The summer of 1969 was the beginning of the end of Sudbury’s commanding control of global nickel production. The labour disruptions that summer and fall would impact the industry for the next few decades. The Inco miners went on strike on July 10, 1969 with the Falconbridge workers joining them in the third week of August. They did not settle with until mid-November. The industrial economies of Britain and the U.S., both of which imported almost all of their nickel from Canada suffered greatly.
The London Times headlines screamed “The Nickel Crisis” and “Whitehall and CBI May Soon Declare Nickel Emergency.” It was the most severe materials shortages both countries had experienced since World War Two. In the U.S. nickel stockpiles had to guarded by armed police to prevent theft. U.S. military production remained unaffected due to the government strategic stockpile.

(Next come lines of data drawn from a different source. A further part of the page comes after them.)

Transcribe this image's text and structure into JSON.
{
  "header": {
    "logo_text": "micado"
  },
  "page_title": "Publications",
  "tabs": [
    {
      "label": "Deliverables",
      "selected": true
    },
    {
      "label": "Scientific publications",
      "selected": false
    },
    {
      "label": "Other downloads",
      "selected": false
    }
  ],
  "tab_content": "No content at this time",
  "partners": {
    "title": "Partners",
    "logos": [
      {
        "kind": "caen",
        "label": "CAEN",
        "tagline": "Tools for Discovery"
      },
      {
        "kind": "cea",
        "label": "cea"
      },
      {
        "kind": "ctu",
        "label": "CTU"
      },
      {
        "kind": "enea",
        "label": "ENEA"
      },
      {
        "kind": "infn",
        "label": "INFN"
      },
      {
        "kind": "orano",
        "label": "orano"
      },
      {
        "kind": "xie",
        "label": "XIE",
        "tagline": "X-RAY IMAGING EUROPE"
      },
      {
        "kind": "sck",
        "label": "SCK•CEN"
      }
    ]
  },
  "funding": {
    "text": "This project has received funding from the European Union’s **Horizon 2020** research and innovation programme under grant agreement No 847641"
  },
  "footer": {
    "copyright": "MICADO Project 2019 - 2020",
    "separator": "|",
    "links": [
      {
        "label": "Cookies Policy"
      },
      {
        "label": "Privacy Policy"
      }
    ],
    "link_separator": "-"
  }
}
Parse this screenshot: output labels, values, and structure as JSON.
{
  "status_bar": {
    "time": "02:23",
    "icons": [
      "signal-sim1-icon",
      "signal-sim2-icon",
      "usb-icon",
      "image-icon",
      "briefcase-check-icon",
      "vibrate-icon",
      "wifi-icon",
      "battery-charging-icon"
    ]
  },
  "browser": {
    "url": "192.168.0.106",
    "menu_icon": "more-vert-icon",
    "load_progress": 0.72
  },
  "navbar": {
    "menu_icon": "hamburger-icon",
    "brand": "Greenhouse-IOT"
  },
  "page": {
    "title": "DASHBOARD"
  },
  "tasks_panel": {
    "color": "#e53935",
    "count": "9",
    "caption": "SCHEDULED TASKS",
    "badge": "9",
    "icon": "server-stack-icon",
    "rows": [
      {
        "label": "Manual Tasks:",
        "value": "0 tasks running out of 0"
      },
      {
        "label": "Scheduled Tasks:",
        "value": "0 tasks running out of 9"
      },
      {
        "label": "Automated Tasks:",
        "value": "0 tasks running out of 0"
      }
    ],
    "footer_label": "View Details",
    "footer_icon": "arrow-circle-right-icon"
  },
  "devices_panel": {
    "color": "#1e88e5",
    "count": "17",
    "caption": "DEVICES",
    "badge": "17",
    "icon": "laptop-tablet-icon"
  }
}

It was the last time the “Sudbury nickel lion” roared. By bringing U.S. and British industry to their knees the Sudbury workers ensured that billions would be spent over the next few years to finally break their monopoly on this strategic metal.